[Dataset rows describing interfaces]
☆ ☆ ☆ ☆ ☆ ☆ ☆

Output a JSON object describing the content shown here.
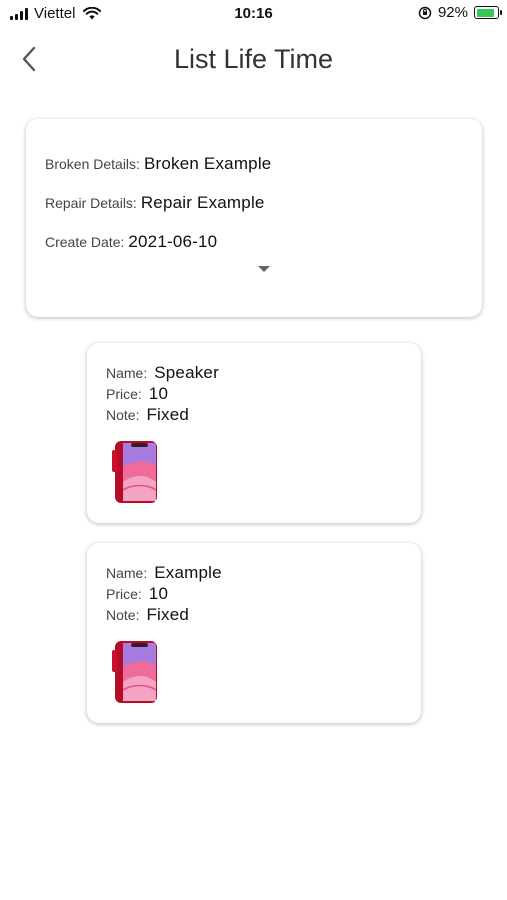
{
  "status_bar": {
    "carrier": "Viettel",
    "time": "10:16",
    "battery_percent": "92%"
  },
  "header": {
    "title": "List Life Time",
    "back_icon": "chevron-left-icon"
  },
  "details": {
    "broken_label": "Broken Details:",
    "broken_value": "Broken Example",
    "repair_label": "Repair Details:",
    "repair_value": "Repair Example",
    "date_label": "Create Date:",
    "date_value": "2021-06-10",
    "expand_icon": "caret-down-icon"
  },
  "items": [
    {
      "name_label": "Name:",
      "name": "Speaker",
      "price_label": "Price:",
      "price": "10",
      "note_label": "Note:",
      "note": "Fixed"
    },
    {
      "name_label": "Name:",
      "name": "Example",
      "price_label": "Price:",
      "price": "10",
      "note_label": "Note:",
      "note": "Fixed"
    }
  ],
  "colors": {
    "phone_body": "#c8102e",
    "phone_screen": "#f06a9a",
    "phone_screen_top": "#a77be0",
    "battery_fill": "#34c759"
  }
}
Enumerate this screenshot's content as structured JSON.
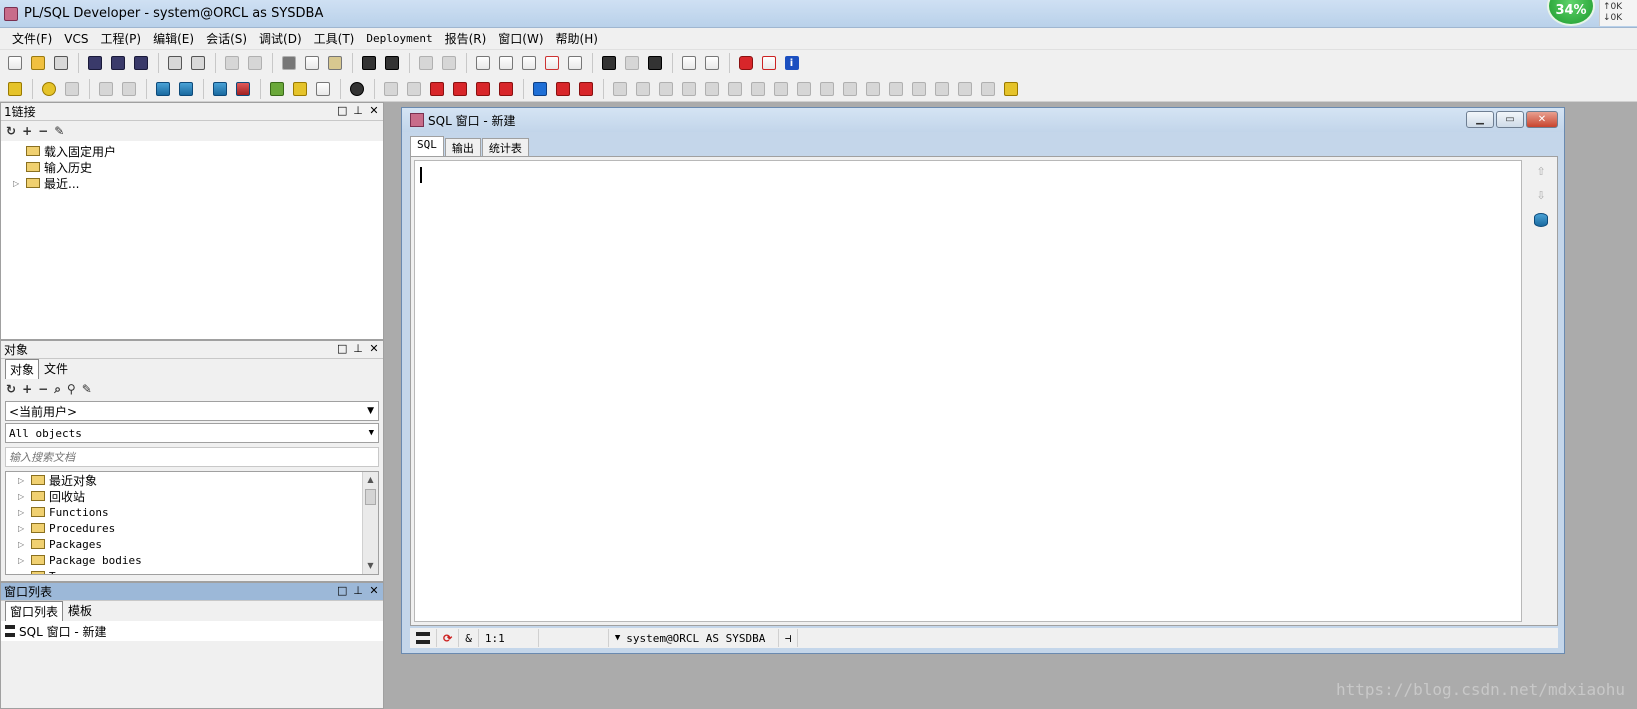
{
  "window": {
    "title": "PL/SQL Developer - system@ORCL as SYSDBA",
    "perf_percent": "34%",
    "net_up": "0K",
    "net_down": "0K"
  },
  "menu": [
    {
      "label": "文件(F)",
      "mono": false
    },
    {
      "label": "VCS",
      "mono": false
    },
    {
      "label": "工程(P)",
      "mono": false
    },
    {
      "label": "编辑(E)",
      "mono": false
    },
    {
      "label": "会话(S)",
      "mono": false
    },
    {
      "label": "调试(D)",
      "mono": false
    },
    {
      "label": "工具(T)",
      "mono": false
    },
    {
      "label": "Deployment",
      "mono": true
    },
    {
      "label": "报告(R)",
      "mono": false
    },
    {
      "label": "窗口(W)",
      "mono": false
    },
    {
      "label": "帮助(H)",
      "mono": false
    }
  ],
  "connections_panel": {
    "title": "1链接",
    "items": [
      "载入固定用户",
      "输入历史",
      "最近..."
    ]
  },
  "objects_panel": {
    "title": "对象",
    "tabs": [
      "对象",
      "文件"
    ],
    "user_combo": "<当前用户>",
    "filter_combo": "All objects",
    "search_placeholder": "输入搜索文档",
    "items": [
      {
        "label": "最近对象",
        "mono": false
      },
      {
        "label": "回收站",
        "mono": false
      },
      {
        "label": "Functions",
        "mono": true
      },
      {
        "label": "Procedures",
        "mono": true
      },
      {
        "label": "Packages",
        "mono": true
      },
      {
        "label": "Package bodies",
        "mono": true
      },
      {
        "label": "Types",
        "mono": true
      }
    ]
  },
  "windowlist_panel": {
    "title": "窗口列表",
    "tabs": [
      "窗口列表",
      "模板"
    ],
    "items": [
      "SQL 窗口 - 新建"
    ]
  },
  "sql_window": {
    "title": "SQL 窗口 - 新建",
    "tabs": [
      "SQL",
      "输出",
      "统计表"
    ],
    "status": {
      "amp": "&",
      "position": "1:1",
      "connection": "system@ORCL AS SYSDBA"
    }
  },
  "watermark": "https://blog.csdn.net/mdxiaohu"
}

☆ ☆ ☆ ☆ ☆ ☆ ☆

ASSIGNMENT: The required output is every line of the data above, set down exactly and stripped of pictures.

EXERCISE RESULT:
Output a JSON object describing the content shown here.
{
  "status_bar": {
    "carrier": "Viettel",
    "time": "10:16",
    "battery_percent": "92%"
  },
  "header": {
    "title": "List Life Time",
    "back_icon": "chevron-left-icon"
  },
  "details": {
    "broken_label": "Broken Details:",
    "broken_value": "Broken Example",
    "repair_label": "Repair Details:",
    "repair_value": "Repair Example",
    "date_label": "Create Date:",
    "date_value": "2021-06-10",
    "expand_icon": "caret-down-icon"
  },
  "items": [
    {
      "name_label": "Name:",
      "name": "Speaker",
      "price_label": "Price:",
      "price": "10",
      "note_label": "Note:",
      "note": "Fixed"
    },
    {
      "name_label": "Name:",
      "name": "Example",
      "price_label": "Price:",
      "price": "10",
      "note_label": "Note:",
      "note": "Fixed"
    }
  ],
  "colors": {
    "phone_body": "#c8102e",
    "phone_screen": "#f06a9a",
    "phone_screen_top": "#a77be0",
    "battery_fill": "#34c759"
  }
}
Enumerate this screenshot's content as structured JSON.
{
  "window": {
    "title": "PL/SQL Developer - system@ORCL as SYSDBA",
    "perf_percent": "34%",
    "net_up": "0K",
    "net_down": "0K"
  },
  "menu": [
    {
      "label": "文件(F)",
      "mono": false
    },
    {
      "label": "VCS",
      "mono": false
    },
    {
      "label": "工程(P)",
      "mono": false
    },
    {
      "label": "编辑(E)",
      "mono": false
    },
    {
      "label": "会话(S)",
      "mono": false
    },
    {
      "label": "调试(D)",
      "mono": false
    },
    {
      "label": "工具(T)",
      "mono": false
    },
    {
      "label": "Deployment",
      "mono": true
    },
    {
      "label": "报告(R)",
      "mono": false
    },
    {
      "label": "窗口(W)",
      "mono": false
    },
    {
      "label": "帮助(H)",
      "mono": false
    }
  ],
  "connections_panel": {
    "title": "1链接",
    "items": [
      "载入固定用户",
      "输入历史",
      "最近..."
    ]
  },
  "objects_panel": {
    "title": "对象",
    "tabs": [
      "对象",
      "文件"
    ],
    "user_combo": "<当前用户>",
    "filter_combo": "All objects",
    "search_placeholder": "输入搜索文档",
    "items": [
      {
        "label": "最近对象",
        "mono": false
      },
      {
        "label": "回收站",
        "mono": false
      },
      {
        "label": "Functions",
        "mono": true
      },
      {
        "label": "Procedures",
        "mono": true
      },
      {
        "label": "Packages",
        "mono": true
      },
      {
        "label": "Package bodies",
        "mono": true
      },
      {
        "label": "Types",
        "mono": true
      }
    ]
  },
  "windowlist_panel": {
    "title": "窗口列表",
    "tabs": [
      "窗口列表",
      "模板"
    ],
    "items": [
      "SQL 窗口 - 新建"
    ]
  },
  "sql_window": {
    "title": "SQL 窗口 - 新建",
    "tabs": [
      "SQL",
      "输出",
      "统计表"
    ],
    "status": {
      "amp": "&",
      "position": "1:1",
      "connection": "system@ORCL AS SYSDBA"
    }
  },
  "watermark": "https://blog.csdn.net/mdxiaohu"
}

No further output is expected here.